Give ’em what you say you will… The Virginian sets up and doesn’t pay off!!!!

Reading the classic western, The Virginian, by Owen Wister. One of the most influential books, ever. It helped establish the Myth of the American West and led to lots and lots of employment for Hollywood writers. Yeah!

The Virginian is the hero. Trampas is the bad guy. Their conflict lasts for the entire book. It’s intense, epic, and a good ride.

Here are the two pages of the climax… I had to read it THREE TIMES to realize what actually happened.

It was so a non-event, I was stunned. “A wind seemed to blow his sleeve off his arm, and he replied to it…” THAT IS THE CLIMACTIC SHOOTOUT at the end of a 484 page effort? That’s IT? It is nothing, nothing, nothing. And it isn’t even clear. You go through an entire story, assuming that at the end there is going to be a marvelously satisfying conclusion… and you get a waft of air and a reply? That is not the way to tell a story.

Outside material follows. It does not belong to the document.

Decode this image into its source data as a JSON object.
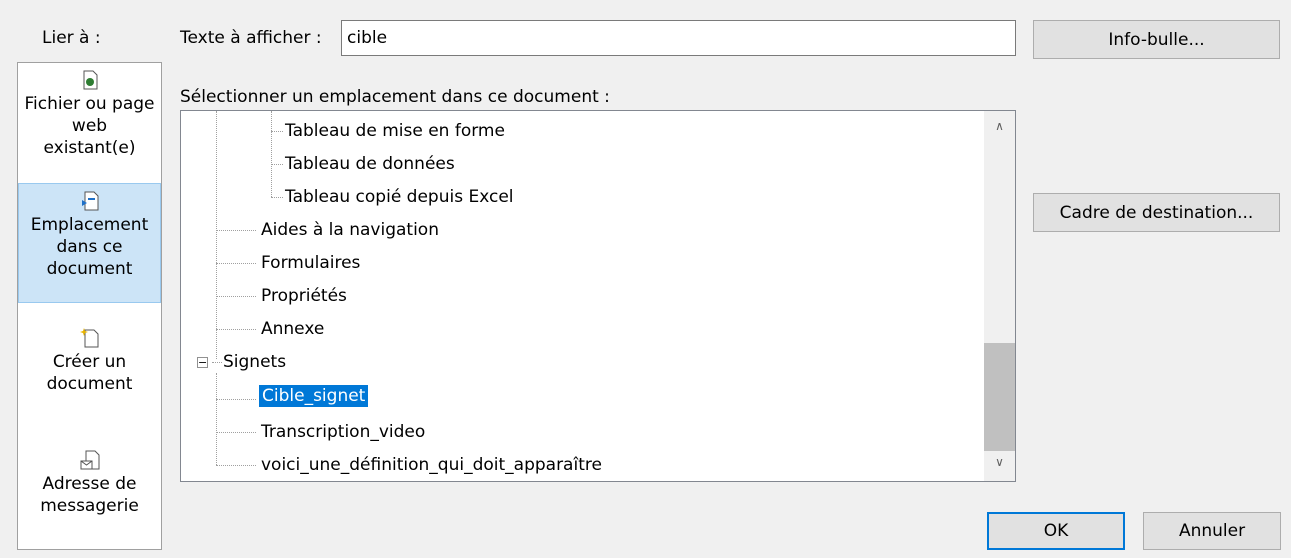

When you set something up in your story, be sure that you pay it off at the end! Give the audience what they sat there patiently waiting for. As Blake Snyder says, give them the “promise of the premise.” Please.

virginian p 1

virginian p 2

Advertisements

3 Comments

Filed under Bad Writing, Details

3 responses to “Give ’em what you say you will… The Virginian sets up and doesn’t pay off!!!!

  1. Rhonda Misson

    Another film that was a dissapointment was Kinky Boots. The last scene which should have been all about the boots, the camera fucused on the fellas wearing them.

  2. Rhonda Misson

    Another film that was a dissapointment was Kinky Boots. The last scene which should have been all about the boots, the camera focused on the fellas wearing them.

    • yourscreenplaysucks

      I remember liking KINKY BOOTS and thinking it was an awful title. Don’t remember the ending, but I do have a vague memory of the whole film being slightly dissatisfying… maybe the end was the culprit.

Leave a Reply

Fill in your details below or click an icon to log in:

WordPress.com Logo

You are commenting using your WordPress.com account. Log Out / Change )

Twitter picture

You are commenting using your Twitter account. Log Out / Change )

Facebook photo

You are commenting using your Facebook account. Log Out / Change )

Google+ photo

You are commenting using your Google+ account. Log Out / Change )

Connecting to %s